## TRY IT:
This exercise calls for every line of the data below with the string "package" in it.

%%

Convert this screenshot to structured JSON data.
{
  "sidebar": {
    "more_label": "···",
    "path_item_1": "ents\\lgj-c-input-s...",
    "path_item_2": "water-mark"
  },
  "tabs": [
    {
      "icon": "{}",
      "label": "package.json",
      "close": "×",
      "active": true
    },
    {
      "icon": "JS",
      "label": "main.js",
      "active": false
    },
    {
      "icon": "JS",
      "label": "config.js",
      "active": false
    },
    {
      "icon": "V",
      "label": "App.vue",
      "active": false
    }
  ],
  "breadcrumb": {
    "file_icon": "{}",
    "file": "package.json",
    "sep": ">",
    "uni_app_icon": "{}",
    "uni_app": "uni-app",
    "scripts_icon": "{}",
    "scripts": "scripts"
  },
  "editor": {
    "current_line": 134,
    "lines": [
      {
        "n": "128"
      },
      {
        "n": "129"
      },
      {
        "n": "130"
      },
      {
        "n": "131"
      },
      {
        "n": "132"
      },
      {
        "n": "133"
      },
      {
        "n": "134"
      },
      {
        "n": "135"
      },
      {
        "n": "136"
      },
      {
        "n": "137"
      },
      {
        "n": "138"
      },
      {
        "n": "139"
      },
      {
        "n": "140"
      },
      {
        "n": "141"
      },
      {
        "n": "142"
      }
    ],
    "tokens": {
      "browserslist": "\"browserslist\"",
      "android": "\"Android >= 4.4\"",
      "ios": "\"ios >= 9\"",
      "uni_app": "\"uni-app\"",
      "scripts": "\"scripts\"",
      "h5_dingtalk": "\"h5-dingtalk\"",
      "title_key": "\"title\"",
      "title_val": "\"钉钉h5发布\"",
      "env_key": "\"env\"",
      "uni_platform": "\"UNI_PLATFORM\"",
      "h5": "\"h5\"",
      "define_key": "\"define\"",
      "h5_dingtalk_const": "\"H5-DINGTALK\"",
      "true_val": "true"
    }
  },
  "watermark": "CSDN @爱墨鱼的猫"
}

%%

## SOLUTION:
      "label": "package.json",
    "file": "package.json",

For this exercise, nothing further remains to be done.